How Does a Sportsbook Make Money?

A sportsbook is a gambling establishment that accepts bets on various sporting events. While they can also take bets on individual players and teams, most of their profits come from the money placed on a particular team to win a game. Many sportsbooks are legal, although it is important to consider the regulations and rules for each state. Getting started can be a challenge, but careful planning and a thorough understanding of regulatory requirements will help you to succeed in this industry.

The way a sportsbook makes money is the same as a traditional bookmaker does: for every bet they accept, they set a handicap that guarantees them a profit in the long run.

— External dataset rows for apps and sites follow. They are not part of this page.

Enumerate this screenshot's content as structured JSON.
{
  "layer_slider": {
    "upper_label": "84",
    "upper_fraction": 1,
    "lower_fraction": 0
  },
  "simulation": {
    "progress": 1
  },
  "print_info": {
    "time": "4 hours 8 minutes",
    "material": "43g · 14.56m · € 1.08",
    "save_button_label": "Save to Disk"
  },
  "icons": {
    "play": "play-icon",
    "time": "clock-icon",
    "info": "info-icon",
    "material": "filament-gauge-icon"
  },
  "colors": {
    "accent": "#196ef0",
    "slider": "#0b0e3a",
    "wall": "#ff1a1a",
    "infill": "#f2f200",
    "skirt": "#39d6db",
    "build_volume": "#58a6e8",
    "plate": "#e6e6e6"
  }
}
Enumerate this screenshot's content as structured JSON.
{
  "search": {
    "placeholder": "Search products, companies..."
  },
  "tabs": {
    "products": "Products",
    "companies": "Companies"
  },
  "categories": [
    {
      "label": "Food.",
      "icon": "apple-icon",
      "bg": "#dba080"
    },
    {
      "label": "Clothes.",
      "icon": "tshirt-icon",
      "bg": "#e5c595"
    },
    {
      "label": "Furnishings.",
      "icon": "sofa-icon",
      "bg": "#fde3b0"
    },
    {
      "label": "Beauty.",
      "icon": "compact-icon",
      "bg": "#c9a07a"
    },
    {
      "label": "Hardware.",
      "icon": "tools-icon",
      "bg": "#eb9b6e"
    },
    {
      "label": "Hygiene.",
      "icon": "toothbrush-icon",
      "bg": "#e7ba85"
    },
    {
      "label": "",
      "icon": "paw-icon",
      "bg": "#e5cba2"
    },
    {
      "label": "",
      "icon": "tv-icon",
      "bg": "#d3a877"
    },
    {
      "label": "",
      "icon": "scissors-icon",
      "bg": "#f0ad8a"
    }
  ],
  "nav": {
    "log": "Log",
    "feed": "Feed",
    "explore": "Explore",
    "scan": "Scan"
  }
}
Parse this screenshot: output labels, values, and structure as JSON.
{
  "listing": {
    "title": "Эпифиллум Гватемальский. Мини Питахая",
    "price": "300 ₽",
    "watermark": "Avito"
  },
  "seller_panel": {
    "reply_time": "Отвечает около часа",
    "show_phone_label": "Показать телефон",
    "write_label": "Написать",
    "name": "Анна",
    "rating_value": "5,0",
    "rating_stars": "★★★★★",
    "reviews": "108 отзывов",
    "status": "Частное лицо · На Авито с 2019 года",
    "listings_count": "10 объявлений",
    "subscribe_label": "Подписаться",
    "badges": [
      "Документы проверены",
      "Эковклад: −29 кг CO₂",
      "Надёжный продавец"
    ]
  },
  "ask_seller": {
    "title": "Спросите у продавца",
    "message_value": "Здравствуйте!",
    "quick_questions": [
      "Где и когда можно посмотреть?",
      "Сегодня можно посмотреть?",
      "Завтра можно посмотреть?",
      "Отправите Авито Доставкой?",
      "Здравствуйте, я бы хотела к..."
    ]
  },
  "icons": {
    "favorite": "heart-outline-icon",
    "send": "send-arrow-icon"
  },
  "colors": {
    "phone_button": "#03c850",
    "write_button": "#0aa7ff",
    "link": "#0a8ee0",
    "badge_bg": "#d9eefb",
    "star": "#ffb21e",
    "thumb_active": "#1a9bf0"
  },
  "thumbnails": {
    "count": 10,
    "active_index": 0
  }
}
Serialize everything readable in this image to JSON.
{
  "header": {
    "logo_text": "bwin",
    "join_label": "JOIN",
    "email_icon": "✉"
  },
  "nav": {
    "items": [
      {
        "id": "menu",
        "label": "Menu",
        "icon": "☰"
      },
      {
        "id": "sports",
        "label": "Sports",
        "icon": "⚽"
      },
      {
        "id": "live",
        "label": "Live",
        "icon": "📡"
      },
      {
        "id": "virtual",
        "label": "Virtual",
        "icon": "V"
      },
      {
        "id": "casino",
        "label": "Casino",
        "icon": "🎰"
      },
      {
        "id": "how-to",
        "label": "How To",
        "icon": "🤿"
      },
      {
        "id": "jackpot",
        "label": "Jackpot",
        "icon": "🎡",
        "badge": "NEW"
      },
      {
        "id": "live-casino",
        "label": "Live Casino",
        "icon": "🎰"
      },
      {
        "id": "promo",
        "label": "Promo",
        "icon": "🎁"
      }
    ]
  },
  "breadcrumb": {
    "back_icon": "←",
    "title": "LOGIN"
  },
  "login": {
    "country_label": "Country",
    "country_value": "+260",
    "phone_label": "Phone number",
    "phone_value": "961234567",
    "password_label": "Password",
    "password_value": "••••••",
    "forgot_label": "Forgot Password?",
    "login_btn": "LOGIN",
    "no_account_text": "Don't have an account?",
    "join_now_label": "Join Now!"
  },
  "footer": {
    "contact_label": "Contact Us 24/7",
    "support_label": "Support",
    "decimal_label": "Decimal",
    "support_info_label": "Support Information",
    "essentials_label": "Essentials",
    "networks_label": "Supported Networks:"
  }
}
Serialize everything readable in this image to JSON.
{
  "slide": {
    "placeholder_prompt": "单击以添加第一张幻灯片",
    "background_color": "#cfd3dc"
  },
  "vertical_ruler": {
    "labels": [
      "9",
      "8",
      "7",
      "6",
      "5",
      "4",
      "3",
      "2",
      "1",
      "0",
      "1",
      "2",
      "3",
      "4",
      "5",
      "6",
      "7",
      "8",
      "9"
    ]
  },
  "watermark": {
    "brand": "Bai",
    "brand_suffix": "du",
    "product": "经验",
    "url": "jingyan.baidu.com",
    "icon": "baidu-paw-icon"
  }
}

They will lose money on a few bets (as is the nature of betting) but they hope to offset this with large profits when they are right. This means that they will try to get balanced action from bettors, which is why you’ll find odds that look like 50-50, or even money.

In order to determine the accuracy of sportsbook handicapping, an empirical analysis of NFL match-ups was conducted. The value of the sportsbook’s point spread sR was taken as an estimate of the margin of victory (m). As shown in the figure below, sportsbooks overestimate the median m by a small amount. This underestimation is consistent with previous studies that report market inefficiencies for NFL match-ups.

Moreover, sportsbooks adjust their lines to accommodate sharp bettors. For example, if a sportsbook notices that a bet on a team is going well, they will lower the odds for that team to attract more action. Similarly, they will raise the odds for over/under bets and prop bets to encourage action on the under side.

Another tool that sportsbooks use to balance action is a layoff account, which lets bettors save money by placing bets on both sides of a game. This method can lower financial risks and promote transparency for bettors. However, it’s important to note that not all online sportsbooks offer this feature. Choosing a sportsbook that offers this service will provide you with a wider range of payment methods and higher security.

In addition to minimizing financial risks, sportsbooks should focus on boosting customer satisfaction by offering a variety of payment options and providing quality customer support. Ideally, they should also make use of a reliable sportsbook software solution. Using a software system that can handle a high volume of transactions will reduce the risk of downtime and loss of data.

Finally, sportsbooks should make sure that they have enough resources to cover bets from winning customers. If they aren’t able to do this, they might face a lot of problems, including the inability to meet customer demands and low profitability. To avoid these issues, it’s essential to choose a trustworthy partner and make sure that they have an established track record. In addition, a solid business plan is a must, as is a comprehensive understanding of client preferences and market trends.